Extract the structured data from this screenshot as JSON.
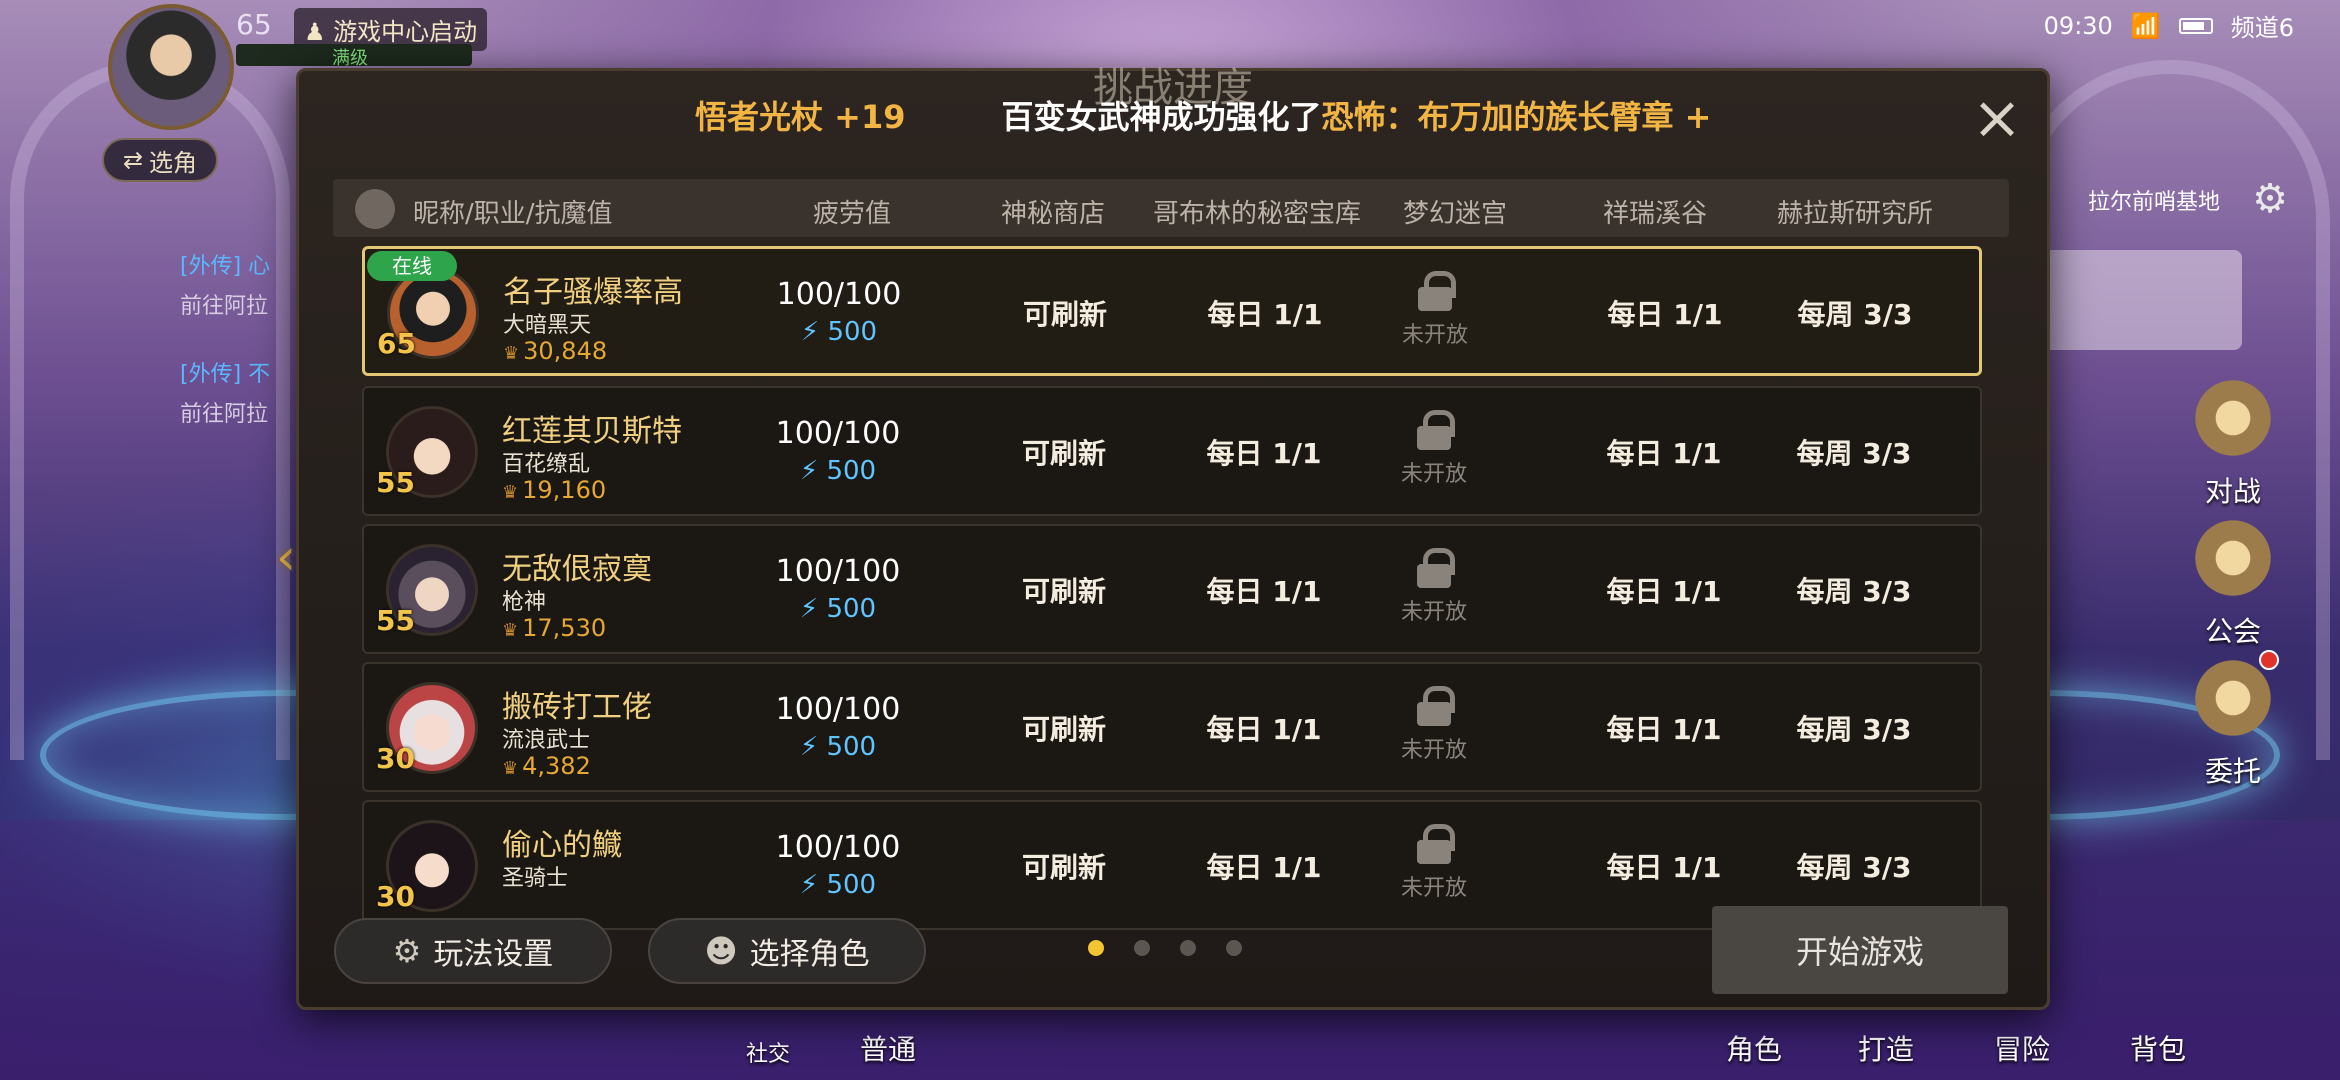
{
  "hud": {
    "level": "65",
    "game_center_label": "游戏中心启动",
    "full_level_label": "满级",
    "switch_char_label": "选角",
    "chat": [
      {
        "tag": "[外传]",
        "text": "心",
        "sub": "前往阿拉"
      },
      {
        "tag": "[外传]",
        "text": "不",
        "sub": "前往阿拉"
      }
    ]
  },
  "status_bar": {
    "time": "09:30",
    "channel": "频道6"
  },
  "right_side": {
    "location": "拉尔前哨基地",
    "menu": [
      {
        "label": "对战",
        "icon": "battle-icon"
      },
      {
        "label": "公会",
        "icon": "guild-icon"
      },
      {
        "label": "委托",
        "icon": "commission-icon"
      }
    ]
  },
  "bottom_nav": {
    "social": "社交",
    "normal": "普通",
    "character": "角色",
    "craft": "打造",
    "adventure": "冒险",
    "bag": "背包"
  },
  "panel": {
    "ghost_title": "挑战进度",
    "ticker": [
      {
        "text": "悟者光杖 +19",
        "color": "gold"
      },
      {
        "text": "　　　百变女武神成功强化了",
        "color": "white"
      },
      {
        "text": "恐怖：布万加的族长臂章 +",
        "color": "gold"
      }
    ],
    "headers": {
      "name_col": "昵称/职业/抗魔值",
      "fatigue": "疲劳值",
      "shop": "神秘商店",
      "goblin": "哥布林的秘密宝库",
      "maze": "梦幻迷宫",
      "valley": "祥瑞溪谷",
      "lab": "赫拉斯研究所"
    },
    "online_label": "在线",
    "rows": [
      {
        "level": "65",
        "name": "名子骚爆率高",
        "job": "大暗黑天",
        "power": "30,848",
        "fatigue": "100/100",
        "fatigue_extra": "500",
        "shop": "可刷新",
        "goblin": "每日 1/1",
        "maze": "未开放",
        "valley": "每日 1/1",
        "lab": "每周 3/3"
      },
      {
        "level": "55",
        "name": "红莲其贝斯特",
        "job": "百花缭乱",
        "power": "19,160",
        "fatigue": "100/100",
        "fatigue_extra": "500",
        "shop": "可刷新",
        "goblin": "每日 1/1",
        "maze": "未开放",
        "valley": "每日 1/1",
        "lab": "每周 3/3"
      },
      {
        "level": "55",
        "name": "无敌佷寂寞",
        "job": "枪神",
        "power": "17,530",
        "fatigue": "100/100",
        "fatigue_extra": "500",
        "shop": "可刷新",
        "goblin": "每日 1/1",
        "maze": "未开放",
        "valley": "每日 1/1",
        "lab": "每周 3/3"
      },
      {
        "level": "30",
        "name": "搬砖打工佬",
        "job": "流浪武士",
        "power": "4,382",
        "fatigue": "100/100",
        "fatigue_extra": "500",
        "shop": "可刷新",
        "goblin": "每日 1/1",
        "maze": "未开放",
        "valley": "每日 1/1",
        "lab": "每周 3/3"
      },
      {
        "level": "30",
        "name": "偷心的鱵",
        "job": "圣骑士",
        "power": "",
        "fatigue": "100/100",
        "fatigue_extra": "500",
        "shop": "可刷新",
        "goblin": "每日 1/1",
        "maze": "未开放",
        "valley": "每日 1/1",
        "lab": "每周 3/3"
      }
    ],
    "settings_label": "玩法设置",
    "select_char_label": "选择角色",
    "start_label": "开始游戏",
    "pages": 4,
    "current_page": 1
  }
}
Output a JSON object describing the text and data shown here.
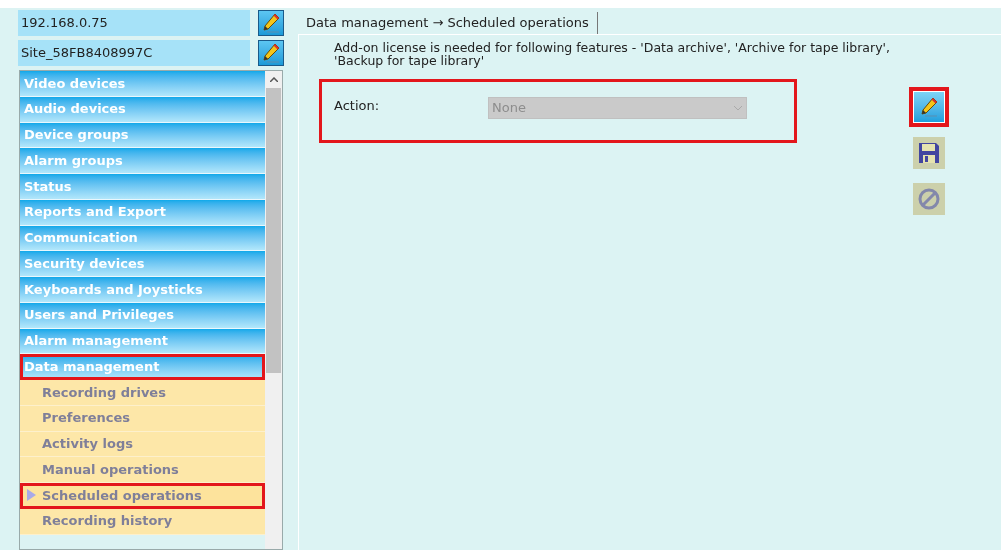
{
  "header_fields": [
    {
      "value": "192.168.0.75"
    },
    {
      "value": "Site_58FB8408997C"
    }
  ],
  "nav": [
    {
      "label": "Video devices",
      "highlighted": false
    },
    {
      "label": "Audio devices",
      "highlighted": false
    },
    {
      "label": "Device groups",
      "highlighted": false
    },
    {
      "label": "Alarm groups",
      "highlighted": false
    },
    {
      "label": "Status",
      "highlighted": false
    },
    {
      "label": "Reports and Export",
      "highlighted": false
    },
    {
      "label": "Communication",
      "highlighted": false
    },
    {
      "label": "Security devices",
      "highlighted": false
    },
    {
      "label": "Keyboards and Joysticks",
      "highlighted": false
    },
    {
      "label": "Users and Privileges",
      "highlighted": false
    },
    {
      "label": "Alarm management",
      "highlighted": false
    },
    {
      "label": "Data management",
      "highlighted": true,
      "children": [
        {
          "label": "Recording drives",
          "selected": false,
          "highlighted": false
        },
        {
          "label": "Preferences",
          "selected": false,
          "highlighted": false
        },
        {
          "label": "Activity logs",
          "selected": false,
          "highlighted": false
        },
        {
          "label": "Manual operations",
          "selected": false,
          "highlighted": false
        },
        {
          "label": "Scheduled operations",
          "selected": true,
          "highlighted": true
        },
        {
          "label": "Recording history",
          "selected": false,
          "highlighted": false
        }
      ]
    }
  ],
  "tab": {
    "label": "Data management → Scheduled operations"
  },
  "notice": "Add-on license is needed for following features - 'Data archive', 'Archive for tape library', 'Backup for tape library'",
  "action": {
    "label": "Action:",
    "value": "None",
    "disabled": true,
    "highlighted": true
  },
  "tools": [
    {
      "kind": "edit",
      "disabled": false,
      "highlighted": true
    },
    {
      "kind": "save",
      "disabled": true,
      "highlighted": false
    },
    {
      "kind": "cancel",
      "disabled": true,
      "highlighted": false
    }
  ]
}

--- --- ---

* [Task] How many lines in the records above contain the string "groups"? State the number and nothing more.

* [Problem solution] 2